Oh, most definitely becoming survey ready, and my weekend trip to Nosy Iranja.
So, what exactly does it entail to become survey ready?
Ah, let me explain. So, there are three avenues if you can call it that; Sessile, Benthic and Active Swimmers. Sessile is made up of corals, sponges, algae, essentially living organisms that don’t move. Benthic is made up of crustaceans and bottom feeders. Lastly active swimmers include all fish. So those are the three options one has to choose from and I chose Sessile.
To become survey ready entails a process of acquiring your advanced diving qualification in order to maintain perfect buoyancy during a survey to avoid damage to the marine life that we are trying to protect. I personally did 5 point out dives to become practice survey ready, which was followed by two practice survey dives.
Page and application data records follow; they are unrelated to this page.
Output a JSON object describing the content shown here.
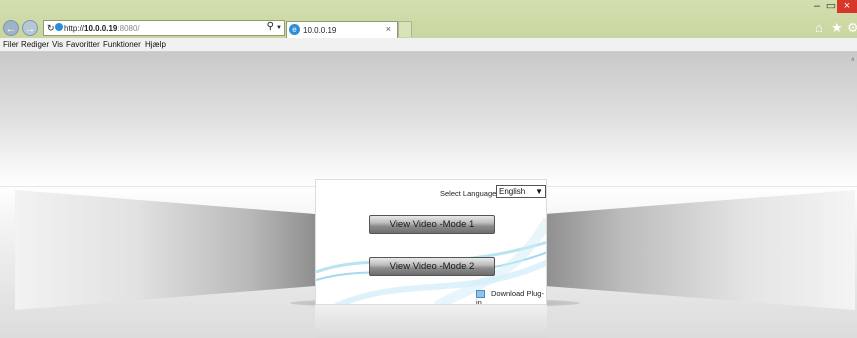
{
  "browser": {
    "url_prefix": "http://",
    "url_host": "10.0.0.19",
    "url_port": ":8080/",
    "tab_title": "10.0.0.19",
    "tab_close": "×",
    "window_minimize": "–",
    "window_restore": "▭",
    "window_close": "×"
  },
  "menu": [
    "Filer",
    "Rediger",
    "Vis",
    "Favoritter",
    "Funktioner",
    "Hjælp"
  ],
  "panel": {
    "language_label": "Select Language :",
    "language_value": "English",
    "button1": "View Video -Mode 1",
    "button2": "View Video -Mode 2",
    "download_label": "Download Plug-in"
  },
  "colors": {
    "chrome": "#cbd7a3",
    "close": "#d9362a",
    "wave": "#8fd0ea"
  }
}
All the data we capture is then shared with our partners CNRO (Centre National de Recherches Océanographiques) and CORDIO (Coastal Oceans Research and Development in the Indian Ocean).
We have three sites at which we conduct these surveys including Turtle Towers, Dragons Den and Galaxea. Turtle Towers is a MPA (Marine Protected Area), which was established in 2016 with all the presidents of Nosy Komba agreeing to it being a no take zone. The data from the surveys are then compared to see how the un protected reefs are doing as opposed to the protected reefs.
Is there anything you would’ve done that you haven’t yet?
I can’t actually think of anything I have enjoyed every minute and the marine program is so well structure I was very satisfied with that.
What are your plans after this?
I will be going straight back to England where I will get a part time job as a waiter/bartender at the restaurant where I used to work. After that I will start University in September.
What are the biggest lessons that you have learnt during your time here?
Patience, most definitely patience. Never judge a book by it’s cover, in particular people. At the same time the journey might not be so great, but the destination might be incredibly worth it.
Be versatile. I would also say I have grown a lot as a person, especially my confidence I have also become more down to earth … I feel alive! I found a bit more purpose in life, not simply my old boring routines back home, best way in which I could describe this is living life in 4K resolution. Lastly I would highly recommend this to anybody!